2014/07/28 17:32:53

Taipei, July 28 (CNA) Taiwan's Aviation Safety Council said Monday that it has finished deciphering the two black boxes retrieved from the crash site of a TransAsia Airways flight last week and that information from the boxes be will disclosed soon after confirmation.

A total of 138 pieces of data have been extracted from the 180 parameters measured by the two black boxes -- the flight data recorder (FDR) and the cockpit voice recorder (CVR) -- according to Wang Hsing-chung, the council's managing director.

Some of the parameters did not generate any data, Wang said.

Transcripts of the conversation in the plane's cockpit and communications between the pilot and the tower are still being made, and they have to be double-checked before some of their content is made public, Wang said.

Taiwanese law prohibits releasing the transcripts word for word, the council said, but it will summarize the findings for the public.

The summaries on what was found in the black boxes are expected to be provided on July 30 at the earliest, but Wang would not confirm a date.

"We don't have a timetable," he said after the council's first investigation meeting on Monday, which decided to set up nine groups to examine different aspects of the plane crash.

The areas to be covered include flight operations, maintenance, flight control, weather, and navigation, with the findings to be reviewed on a daily basis by the investigation team, the council said.

Foreign aviation experts will also participate in the process, it said.

A formal report on the accident will be presented to the International Civil Aviation Organization in three stages, with the first, to be completed in late August, covering initial findings on the crash, according to Wang.

Data and figures will be required within three to four months, followed by a complete report in one year, he said.
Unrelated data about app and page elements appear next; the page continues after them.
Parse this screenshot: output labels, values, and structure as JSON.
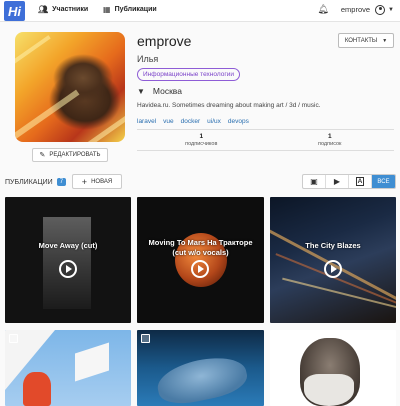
{
  "nav": {
    "logo_text": "Hi",
    "participants": "Участники",
    "publications": "Публикации",
    "username": "emprove"
  },
  "profile": {
    "username": "emprove",
    "real_name": "Илья",
    "contacts_button": "КОНТАКТЫ",
    "tag": "Информационные технологии",
    "location": "Москва",
    "bio": "Havidea.ru. Sometimes dreaming about making art / 3d / music.",
    "skills": [
      "laravel",
      "vue",
      "docker",
      "ui/ux",
      "devops"
    ],
    "stats": [
      {
        "value": "1",
        "label": "подписчиков"
      },
      {
        "value": "1",
        "label": "подписок"
      }
    ],
    "edit_button": "РЕДАКТИРОВАТЬ"
  },
  "publications_bar": {
    "label": "ПУБЛИКАЦИИ",
    "count": "7",
    "new_button": "НОВАЯ",
    "filters": [
      "image",
      "video",
      "text",
      "ВСЕ"
    ],
    "active_filter": "ВСЕ"
  },
  "cards": [
    {
      "title": "Move Away (cut)",
      "type": "video"
    },
    {
      "title": "Moving To Mars На Тракторе (cut w/o vocals)",
      "type": "video"
    },
    {
      "title": "The City Blazes",
      "type": "video"
    },
    {
      "title": "",
      "type": "image"
    },
    {
      "title": "",
      "type": "image"
    },
    {
      "title": "",
      "type": "image"
    }
  ],
  "colors": {
    "accent": "#3f8ed2",
    "tag": "#7b43c9",
    "link": "#2a6fb0",
    "logo": "#3e6fd8"
  }
}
TransAsia flight GE 222, which took off from Kaohsiung on the evening of July 23, crashed in the outlying island of Penghu after aborting a landing in inclement weather and trying to fly a go-around, leaving 48 of the 58 people on board dead.

(By Angela Tsai and Lee Hsin-Yin)